[Interface dataset entries]
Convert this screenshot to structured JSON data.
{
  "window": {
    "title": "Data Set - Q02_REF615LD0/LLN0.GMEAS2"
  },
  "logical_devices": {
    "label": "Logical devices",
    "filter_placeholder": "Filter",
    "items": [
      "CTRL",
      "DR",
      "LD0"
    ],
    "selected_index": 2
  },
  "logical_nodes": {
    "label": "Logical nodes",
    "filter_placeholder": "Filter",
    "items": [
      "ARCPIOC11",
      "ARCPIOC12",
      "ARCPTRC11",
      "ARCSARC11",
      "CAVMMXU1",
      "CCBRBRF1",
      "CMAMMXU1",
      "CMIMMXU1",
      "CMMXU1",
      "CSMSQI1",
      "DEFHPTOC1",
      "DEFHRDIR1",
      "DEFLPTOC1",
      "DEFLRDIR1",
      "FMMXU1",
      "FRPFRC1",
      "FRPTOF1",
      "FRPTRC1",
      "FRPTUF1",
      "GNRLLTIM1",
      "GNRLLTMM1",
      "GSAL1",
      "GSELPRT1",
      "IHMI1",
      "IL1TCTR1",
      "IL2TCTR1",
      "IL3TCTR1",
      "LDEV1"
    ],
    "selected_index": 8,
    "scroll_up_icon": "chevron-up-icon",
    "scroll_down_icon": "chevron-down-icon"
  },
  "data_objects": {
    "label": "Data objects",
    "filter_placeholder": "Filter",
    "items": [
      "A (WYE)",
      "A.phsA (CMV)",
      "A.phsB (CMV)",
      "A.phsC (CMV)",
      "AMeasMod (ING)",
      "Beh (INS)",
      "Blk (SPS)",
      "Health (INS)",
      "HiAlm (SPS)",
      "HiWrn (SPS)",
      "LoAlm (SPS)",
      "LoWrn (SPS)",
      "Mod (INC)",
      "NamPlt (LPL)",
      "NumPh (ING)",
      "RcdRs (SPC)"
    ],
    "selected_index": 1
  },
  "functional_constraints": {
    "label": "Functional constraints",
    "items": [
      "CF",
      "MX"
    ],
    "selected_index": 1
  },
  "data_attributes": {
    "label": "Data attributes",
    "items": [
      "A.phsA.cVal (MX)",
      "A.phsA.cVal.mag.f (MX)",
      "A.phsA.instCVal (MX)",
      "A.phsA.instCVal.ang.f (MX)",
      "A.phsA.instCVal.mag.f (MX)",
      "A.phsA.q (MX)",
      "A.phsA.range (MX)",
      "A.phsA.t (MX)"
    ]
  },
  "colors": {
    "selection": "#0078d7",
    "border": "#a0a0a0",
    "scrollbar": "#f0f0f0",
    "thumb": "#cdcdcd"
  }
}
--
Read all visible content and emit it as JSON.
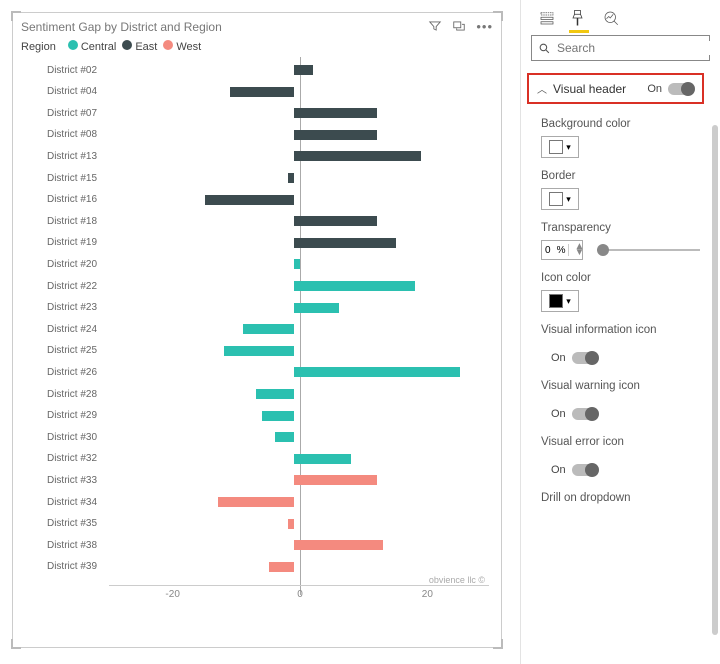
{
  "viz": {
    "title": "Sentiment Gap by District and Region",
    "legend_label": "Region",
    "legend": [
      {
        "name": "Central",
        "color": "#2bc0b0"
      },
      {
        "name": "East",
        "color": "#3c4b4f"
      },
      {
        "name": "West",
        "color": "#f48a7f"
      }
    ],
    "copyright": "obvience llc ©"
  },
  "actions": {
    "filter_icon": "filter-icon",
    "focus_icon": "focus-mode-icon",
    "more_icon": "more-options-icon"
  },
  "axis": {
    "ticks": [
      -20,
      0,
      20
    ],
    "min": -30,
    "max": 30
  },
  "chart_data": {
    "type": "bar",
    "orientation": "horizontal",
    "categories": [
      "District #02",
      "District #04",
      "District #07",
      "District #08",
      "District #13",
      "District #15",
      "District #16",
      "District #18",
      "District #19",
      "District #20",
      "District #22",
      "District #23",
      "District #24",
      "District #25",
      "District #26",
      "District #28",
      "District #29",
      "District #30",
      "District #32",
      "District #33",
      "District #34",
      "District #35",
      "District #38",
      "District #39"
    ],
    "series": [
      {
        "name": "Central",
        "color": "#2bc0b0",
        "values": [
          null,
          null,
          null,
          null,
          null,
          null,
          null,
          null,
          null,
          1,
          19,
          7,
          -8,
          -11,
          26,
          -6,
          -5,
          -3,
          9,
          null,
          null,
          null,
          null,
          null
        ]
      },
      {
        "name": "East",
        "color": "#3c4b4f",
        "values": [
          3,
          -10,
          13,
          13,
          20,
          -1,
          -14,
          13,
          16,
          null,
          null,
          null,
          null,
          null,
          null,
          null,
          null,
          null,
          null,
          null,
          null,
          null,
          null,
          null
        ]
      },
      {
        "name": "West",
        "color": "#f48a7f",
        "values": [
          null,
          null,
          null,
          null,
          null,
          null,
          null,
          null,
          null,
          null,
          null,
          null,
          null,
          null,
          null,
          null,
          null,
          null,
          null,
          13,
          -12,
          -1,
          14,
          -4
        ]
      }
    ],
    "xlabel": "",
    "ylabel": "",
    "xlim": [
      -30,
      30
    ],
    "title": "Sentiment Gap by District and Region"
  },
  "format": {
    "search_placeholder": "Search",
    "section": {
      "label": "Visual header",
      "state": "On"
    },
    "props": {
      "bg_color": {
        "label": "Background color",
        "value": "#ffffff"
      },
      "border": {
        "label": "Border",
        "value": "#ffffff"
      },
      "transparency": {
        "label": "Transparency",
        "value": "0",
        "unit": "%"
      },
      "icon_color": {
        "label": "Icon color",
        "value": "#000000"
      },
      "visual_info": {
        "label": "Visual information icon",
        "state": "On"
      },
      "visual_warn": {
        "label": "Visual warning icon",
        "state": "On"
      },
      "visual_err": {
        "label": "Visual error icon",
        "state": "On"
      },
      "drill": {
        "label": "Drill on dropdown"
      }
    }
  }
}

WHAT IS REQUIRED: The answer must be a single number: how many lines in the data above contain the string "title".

ANSWER TO THIS EXERCISE: 3